An under-reported fact about the Syrian war is that away from the major battles underway against ISIS in Al-Bab, Palmyra and Deir Ezzor, the fiercest fighting in Syria over the last two weeks has been in Jihadi controlled Idlib where Al-Qaeda has effectively declared war on Jihadi groups that are participating in the Russian-Turkish brokered ceasefire and in the Astana peace process.
Idlib is for understandable reasons out of reach of journalists so the exact extent of the fighting is very difficult to assess. Most of the reports of the fighting have come from sources like the Al-Masdar news agency and the Iranian news agency Fars. Both are supporters of the Syrian government in the ongoing war, and for obvious reasons neither is therefore in a position to report directly from Idlib. That does not make their reports necessarily wrong, but it does mean they have to be treated carefully.
That fighting between Jihadi groups is however indeed underway in Idlib, and that this fighting is very fierce, is beyond question, with numerous reports about it being published by the Jihadi groups themselves in their various media platforms. There have even been scattered reports of it buried deep in reports about the Syrian war published by the Western media. See for example this report in Middle East Eye.
Fars speculates that the outbreak of the fighting has been in part triggered by reports of secret agreements at the Astana peace conference to reinforce the Russian-Turkish imposed ceasefire at the expense of Al-Qaeda and ISIS.
It is quite likely that such agreements do in fact exist and Al-Qaeda – against whom they are directed – would of course see them as an act of betrayal on the part of the Jihadi groups that were party to them, and would respond violently to them.
However that is true of the whole Russian-Turkish-Iranian sponsored peace process, including the Russian-Turkish imposed ceasefire, and the peace conference in Astana. An organisation like Al-Qaeda, which is purposefully excluded from this process, does not require secret agreements to act violently against Jihadi groups and individuals who take part in it.
Beyond the obvious reason for the fighting – Al-Qaeda’s predictably violent reaction to Jihadi individuals and groups which have agreed to join the ceasefire and participate in the Astana peace process – it is likely that there are two other reasons for the fighting.
The first is that there are now the first tentative indications that the Turkish authorities are trying to reduce the flow of arms and supplies to Al-Qaeda in Syria across the Turkish border, though it should be stressed that this does not seem to apply to other Jihadi groups whom Turkey continues to support.
The extent to which Turkey really is seeking to limit the flow of arms and supplies to Al-Qaeda in Syria is debatable, but if there is any truth to this then it may be a reason for some of the fighting, with some of the reports from Fars especially suggesting that one of the main reasons for Al-Qaeda’s attacks on other Jihadi groups is to seize their supplies.
The second is the transfer by the Syrian government of defeated Jihadis from across Syria to Idlib.
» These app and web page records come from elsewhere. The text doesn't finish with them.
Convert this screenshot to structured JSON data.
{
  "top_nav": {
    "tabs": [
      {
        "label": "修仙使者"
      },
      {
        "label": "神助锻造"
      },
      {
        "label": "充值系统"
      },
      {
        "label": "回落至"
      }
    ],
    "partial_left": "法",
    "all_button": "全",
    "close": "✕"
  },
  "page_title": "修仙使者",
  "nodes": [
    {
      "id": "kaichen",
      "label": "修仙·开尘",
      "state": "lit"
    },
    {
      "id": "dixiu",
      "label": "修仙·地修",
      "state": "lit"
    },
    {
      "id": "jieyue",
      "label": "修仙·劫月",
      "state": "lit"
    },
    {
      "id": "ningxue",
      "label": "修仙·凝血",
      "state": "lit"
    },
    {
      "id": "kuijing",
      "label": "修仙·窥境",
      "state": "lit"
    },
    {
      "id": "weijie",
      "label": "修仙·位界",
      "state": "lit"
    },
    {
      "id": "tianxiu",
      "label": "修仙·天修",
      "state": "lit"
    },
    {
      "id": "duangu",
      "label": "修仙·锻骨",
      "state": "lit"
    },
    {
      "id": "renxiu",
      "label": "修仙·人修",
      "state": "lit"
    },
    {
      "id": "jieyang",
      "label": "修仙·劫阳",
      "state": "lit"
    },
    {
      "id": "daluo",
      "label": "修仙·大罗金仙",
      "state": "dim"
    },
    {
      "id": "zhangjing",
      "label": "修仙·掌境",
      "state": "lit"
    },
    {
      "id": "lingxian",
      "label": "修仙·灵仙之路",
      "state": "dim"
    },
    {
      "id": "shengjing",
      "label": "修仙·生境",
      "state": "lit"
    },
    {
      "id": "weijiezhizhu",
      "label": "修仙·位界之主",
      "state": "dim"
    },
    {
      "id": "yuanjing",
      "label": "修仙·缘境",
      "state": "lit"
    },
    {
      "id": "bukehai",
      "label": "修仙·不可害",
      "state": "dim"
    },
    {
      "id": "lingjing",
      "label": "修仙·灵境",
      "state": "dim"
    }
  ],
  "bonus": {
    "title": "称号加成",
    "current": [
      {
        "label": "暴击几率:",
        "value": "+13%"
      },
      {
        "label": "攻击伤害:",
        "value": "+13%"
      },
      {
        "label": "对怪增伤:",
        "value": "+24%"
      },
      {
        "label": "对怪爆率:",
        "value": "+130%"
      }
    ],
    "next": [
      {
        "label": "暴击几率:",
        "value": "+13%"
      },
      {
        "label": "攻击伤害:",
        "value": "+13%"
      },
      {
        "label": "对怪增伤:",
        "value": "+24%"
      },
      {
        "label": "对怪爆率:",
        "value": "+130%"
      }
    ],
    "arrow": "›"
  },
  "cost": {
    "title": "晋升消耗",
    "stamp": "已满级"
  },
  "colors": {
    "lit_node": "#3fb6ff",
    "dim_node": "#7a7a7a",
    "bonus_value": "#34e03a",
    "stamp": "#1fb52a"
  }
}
With the Jihadi fighters have a chronically chaotic chain of command it is easy to see how the arrival of large numbers of defeated and angry Jihadi fighters to Idlib from across Syria might be leading to quarrels and recriminations with the Al-Qaeda leadership which is based there. Given the sort of people these are, it is not difficult to see how such quarrels and recriminations might escalate to violence and eventually to all-out fighting as the Al-Qaeda leadership in Idlib struggles to assert its control.
Incidentally, for those interested in theological questions, this infighting between Salafi Jihadi groups contradicts the absolute Quranic prohibition against Muslims deliberately killing other Muslims except in self defence. Al-Qaeda and ISIS have previously rationalised their killing of non-Salafi Muslims by declaring them apostates. Now presumably they are extending the charge of apostasy to other Salafi Muslims.
One curious by-product of this Jihadi infighting the irony of which is not lost on the Russians, is that they have been insisting ever since the start of their intervention in Syria in 2015 that any Jihadi groups which wanted to participate in a peace settlement in Syria should separate themselves from Al-Qaeda.
Throughout the whole of 2016 the Obama administration and the Jihadis themselves insisted it could not be done as the various Jihadi groups and Al-Qaeda were “marbled together”. Now by attacking the other Jihadi groups Al-Qaeda – at least to a certain extent – is taking the initiative to do it.
The statements, views and opinions expressed in this column are solely those of the author and do not necessarily represent those of The Duran.